Breaking up with Elvis wasn’t easy, because Linda felt he depended on her. It perhaps says something about her nurturing role that one of his pet names for her was Mommy. “I thought that without my care he may very well die, but I knew it wasn’t my role in life to stay and keep him alive. I also knew that I may find him deceased anyway, and I would be devastated if it happened on my watch. It took me nearly a year to wean myself away from him in increments, taking vacations with my family or Jeanne.”
Thompson tried to tell Elvis what was happening by playing him the Rolf Løvland song Fairytale. “It has a line: ‘I tried my best to love you and now I’m walking out the door’. He didn’t get the hint, but he recorded the song,” she says wryly.
The couple finally parted in San Francisco at the end of 1976. Elvis gave Thompson the push she needed by suggesting that she fly back to Memphis to rest. “I said, ‘Are you sure you don’t have another girl waiting downstairs?’ – because I knew he did. ‘Oh, no, honey…’ He was lying through his teeth, but by that point I was too jaded to argue. I just said, ‘OK, I love you, too’. That was the last time I saw him alive.”
Eight months later, on 16 August 1977, Thompson received a call from Elvis’ nine-year-old daughter Lisa Marie to tell her he was dead. “No matter how much you anticipate someone is going to pass, it was still such a shock,” Linda remembers.
Spookily, the power went off in Thompson’s apartment, with the rest of the block unaffected, and she had to light candles as she packed for her flight from Los Angeles to Memphis for the funeral.
Could the power cut have been a message from beyond the grave? “I always said if anybody could come back and give a sign, it would be Elvis and not Houdini,” Thompson laughs.
It wasn’t her only Elvis-related supernatural experience, either. “Elvis was very much into numerology and he thought of himself as number eight,” she says. Eight years after he died, Thompson was at the Comedy Store in Los Angeles with LeMay when the power went off. The other buildings on Sunset Boulevard were unaffected. The MC announced that the show would go ahead by candlelight. As candles were lit, Jeanne turned to Linda and said, “What day is it?” “August 15th.” “What time is it in Memphis?” “Midnight.” “And what are they doing at Graceland right now?” “Oh, my God – the candlelight service!”

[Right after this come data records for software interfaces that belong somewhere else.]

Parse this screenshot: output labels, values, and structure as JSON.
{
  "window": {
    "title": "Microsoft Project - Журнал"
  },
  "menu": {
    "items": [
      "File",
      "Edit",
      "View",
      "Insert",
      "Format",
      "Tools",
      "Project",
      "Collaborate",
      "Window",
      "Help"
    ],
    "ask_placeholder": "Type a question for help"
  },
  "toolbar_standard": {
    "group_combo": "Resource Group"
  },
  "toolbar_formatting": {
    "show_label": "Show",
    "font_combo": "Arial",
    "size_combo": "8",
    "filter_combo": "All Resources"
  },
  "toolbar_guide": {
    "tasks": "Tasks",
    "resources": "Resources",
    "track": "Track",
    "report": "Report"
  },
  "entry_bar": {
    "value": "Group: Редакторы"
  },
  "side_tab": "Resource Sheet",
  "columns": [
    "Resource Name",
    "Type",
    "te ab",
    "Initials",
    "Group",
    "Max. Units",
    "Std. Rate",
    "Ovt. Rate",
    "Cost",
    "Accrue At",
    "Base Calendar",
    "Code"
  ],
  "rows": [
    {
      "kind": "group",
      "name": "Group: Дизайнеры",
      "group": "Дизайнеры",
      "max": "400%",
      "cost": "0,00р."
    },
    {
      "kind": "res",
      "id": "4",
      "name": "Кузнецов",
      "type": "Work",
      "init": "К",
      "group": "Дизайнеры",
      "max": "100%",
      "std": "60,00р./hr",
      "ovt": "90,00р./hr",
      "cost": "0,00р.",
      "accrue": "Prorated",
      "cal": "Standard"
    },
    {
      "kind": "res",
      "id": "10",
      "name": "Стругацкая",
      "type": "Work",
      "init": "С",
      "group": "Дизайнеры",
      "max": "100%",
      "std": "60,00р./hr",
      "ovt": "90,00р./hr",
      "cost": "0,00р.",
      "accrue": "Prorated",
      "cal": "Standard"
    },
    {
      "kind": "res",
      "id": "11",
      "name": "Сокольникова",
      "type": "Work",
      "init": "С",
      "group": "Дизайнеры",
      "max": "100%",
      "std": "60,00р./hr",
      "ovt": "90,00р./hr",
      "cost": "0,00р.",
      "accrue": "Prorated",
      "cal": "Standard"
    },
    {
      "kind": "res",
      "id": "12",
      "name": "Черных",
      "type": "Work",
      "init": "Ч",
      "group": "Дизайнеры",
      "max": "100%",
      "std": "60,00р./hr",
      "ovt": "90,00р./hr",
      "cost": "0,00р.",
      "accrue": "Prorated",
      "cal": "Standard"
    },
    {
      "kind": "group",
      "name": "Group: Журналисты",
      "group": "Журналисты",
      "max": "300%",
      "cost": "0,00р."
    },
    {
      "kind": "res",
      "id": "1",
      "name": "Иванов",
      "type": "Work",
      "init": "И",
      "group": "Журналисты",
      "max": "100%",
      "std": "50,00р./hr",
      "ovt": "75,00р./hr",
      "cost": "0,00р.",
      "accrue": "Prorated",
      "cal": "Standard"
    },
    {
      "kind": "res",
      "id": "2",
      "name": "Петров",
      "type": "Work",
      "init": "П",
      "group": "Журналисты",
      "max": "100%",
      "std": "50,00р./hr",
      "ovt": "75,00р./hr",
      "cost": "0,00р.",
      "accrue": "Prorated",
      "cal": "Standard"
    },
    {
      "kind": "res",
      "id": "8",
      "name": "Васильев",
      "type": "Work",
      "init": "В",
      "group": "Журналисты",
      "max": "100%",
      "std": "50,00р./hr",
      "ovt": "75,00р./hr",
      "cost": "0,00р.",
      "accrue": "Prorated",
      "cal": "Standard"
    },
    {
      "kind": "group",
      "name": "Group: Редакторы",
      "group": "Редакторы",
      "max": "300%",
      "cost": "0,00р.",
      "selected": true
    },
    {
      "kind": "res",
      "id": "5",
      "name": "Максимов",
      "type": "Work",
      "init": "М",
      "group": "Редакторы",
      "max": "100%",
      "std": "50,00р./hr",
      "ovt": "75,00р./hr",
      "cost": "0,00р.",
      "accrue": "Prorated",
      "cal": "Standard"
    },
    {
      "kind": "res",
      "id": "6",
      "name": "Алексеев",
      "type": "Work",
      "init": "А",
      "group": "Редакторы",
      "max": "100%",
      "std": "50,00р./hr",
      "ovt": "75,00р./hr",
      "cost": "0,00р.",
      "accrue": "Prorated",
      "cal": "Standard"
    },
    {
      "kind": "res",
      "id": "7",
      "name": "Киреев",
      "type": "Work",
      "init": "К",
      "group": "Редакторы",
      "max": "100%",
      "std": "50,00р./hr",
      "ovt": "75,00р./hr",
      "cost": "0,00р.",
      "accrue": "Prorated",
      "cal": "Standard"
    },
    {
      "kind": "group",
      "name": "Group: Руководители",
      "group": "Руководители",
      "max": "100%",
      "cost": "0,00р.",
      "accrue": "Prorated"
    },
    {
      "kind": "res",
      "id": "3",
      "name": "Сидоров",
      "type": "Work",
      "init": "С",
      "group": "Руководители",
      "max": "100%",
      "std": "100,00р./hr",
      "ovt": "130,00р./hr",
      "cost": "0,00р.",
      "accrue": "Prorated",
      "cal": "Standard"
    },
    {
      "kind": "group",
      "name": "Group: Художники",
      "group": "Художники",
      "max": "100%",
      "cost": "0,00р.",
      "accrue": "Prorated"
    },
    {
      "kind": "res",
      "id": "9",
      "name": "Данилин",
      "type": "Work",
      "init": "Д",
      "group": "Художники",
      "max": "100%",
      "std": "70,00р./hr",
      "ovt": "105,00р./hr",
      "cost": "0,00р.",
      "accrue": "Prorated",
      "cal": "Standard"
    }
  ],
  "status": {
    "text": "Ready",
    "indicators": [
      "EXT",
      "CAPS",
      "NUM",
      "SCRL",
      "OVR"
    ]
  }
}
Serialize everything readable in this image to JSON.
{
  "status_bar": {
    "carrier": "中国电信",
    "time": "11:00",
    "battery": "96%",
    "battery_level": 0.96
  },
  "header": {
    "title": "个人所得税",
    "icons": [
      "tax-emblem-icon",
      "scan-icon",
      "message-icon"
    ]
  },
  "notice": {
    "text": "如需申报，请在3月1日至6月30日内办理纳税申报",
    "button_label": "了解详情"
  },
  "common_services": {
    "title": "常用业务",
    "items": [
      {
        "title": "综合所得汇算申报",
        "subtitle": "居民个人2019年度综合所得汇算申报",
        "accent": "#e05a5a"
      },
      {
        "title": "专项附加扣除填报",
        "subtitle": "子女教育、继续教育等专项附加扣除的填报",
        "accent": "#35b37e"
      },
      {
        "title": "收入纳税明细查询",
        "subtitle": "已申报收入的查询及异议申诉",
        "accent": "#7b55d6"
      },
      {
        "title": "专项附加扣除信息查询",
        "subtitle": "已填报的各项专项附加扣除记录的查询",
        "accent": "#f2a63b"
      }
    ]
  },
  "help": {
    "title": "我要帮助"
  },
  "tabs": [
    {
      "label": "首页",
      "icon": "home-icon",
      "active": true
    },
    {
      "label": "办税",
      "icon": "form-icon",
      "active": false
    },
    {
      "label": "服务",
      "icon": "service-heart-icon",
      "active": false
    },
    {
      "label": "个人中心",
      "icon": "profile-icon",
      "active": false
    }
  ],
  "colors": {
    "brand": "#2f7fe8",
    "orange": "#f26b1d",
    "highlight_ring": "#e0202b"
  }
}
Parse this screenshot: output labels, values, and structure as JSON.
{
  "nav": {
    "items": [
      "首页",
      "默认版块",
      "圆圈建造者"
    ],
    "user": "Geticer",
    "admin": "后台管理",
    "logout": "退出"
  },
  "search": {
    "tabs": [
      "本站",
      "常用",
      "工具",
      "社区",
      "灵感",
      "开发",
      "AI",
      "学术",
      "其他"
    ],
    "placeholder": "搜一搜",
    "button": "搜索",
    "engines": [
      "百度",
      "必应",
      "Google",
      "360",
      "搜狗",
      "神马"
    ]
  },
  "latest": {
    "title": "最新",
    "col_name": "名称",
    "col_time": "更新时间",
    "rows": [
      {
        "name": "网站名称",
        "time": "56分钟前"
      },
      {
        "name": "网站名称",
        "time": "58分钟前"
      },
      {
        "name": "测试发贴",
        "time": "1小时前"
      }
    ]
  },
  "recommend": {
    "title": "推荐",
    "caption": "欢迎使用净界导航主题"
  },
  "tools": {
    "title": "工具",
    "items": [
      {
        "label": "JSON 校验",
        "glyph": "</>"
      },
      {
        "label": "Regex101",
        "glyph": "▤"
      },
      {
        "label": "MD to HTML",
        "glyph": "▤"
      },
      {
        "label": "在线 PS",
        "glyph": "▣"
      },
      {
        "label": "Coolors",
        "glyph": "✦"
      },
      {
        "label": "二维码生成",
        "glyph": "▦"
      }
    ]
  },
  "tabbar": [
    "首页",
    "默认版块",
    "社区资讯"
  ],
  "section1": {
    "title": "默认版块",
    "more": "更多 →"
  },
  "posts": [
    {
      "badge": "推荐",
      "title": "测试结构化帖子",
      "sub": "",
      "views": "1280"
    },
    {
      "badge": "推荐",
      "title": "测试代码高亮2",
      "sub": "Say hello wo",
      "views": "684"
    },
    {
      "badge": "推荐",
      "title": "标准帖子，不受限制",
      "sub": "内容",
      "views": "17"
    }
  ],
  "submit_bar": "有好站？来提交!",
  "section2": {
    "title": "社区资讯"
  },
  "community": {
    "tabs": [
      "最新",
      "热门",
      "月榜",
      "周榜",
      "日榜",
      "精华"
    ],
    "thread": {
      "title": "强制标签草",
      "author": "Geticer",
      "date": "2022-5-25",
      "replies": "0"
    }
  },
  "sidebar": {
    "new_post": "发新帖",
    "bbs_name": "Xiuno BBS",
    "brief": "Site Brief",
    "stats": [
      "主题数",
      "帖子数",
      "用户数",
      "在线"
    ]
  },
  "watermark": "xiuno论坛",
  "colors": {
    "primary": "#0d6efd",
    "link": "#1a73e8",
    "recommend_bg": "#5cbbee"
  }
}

“Several things like that have happened,” Thompson muses. “Maybe it’s coincidence and maybe it’s not.”
Life after Elvis
Thompson went on to a screen career as a ‘Hee Haw Honey’ in the country music TV series Hee Haw. She had acting roles in shows including Starsky & Hutch, CHiPs and Fantasy Island. More lastingly, she became
a successful lyricist (see panel).
Having left Elvis in search of a “normal life”, however, Thompson failed to find one in her marriage to Bruce Jenner, the Olympic gold medallist nicknamed ‘The World’s Greatest Athlete’. The couple had two sons, but in her 2016 memoir A Little Thing Called Life: On Loving Elvis Presley, Bruce Jenner and Songs In Between, Thompson described Jenner’s struggles with his gender identity, which led to Bruce publicly becoming Caitlyn in 2015.
Having divorced Jenner in 1986, Thompson married songwriter and producer David Foster in 1991. The couple wrote many songs together before their divorce in 2005, including I Have Nothing, which Whitney Houston sang in The Bodyguard. Today, Thompson claims to have found a contentment she wishes Elvis could have lived to share. “I think if we could have gone on to have a semi-normal life, he would have revelled in my life today, with my three little grandchildren,” she reflects. “There was a part of Elvis that cherished normalcy, but another part of him was off the rails. He was very dichotomous and paradoxical.”
Asked why the world still remembers Elvis so fondly, Thompson thanks his fans. “It’s a credit to their generosity of spirit that they remember his music, generosity and charisma, rather than his human problems.
“Elvis was an original and there are not many originals in the world. He changed the landscape of music, fashion and even morality. He brought a whole new dimension to our lives.”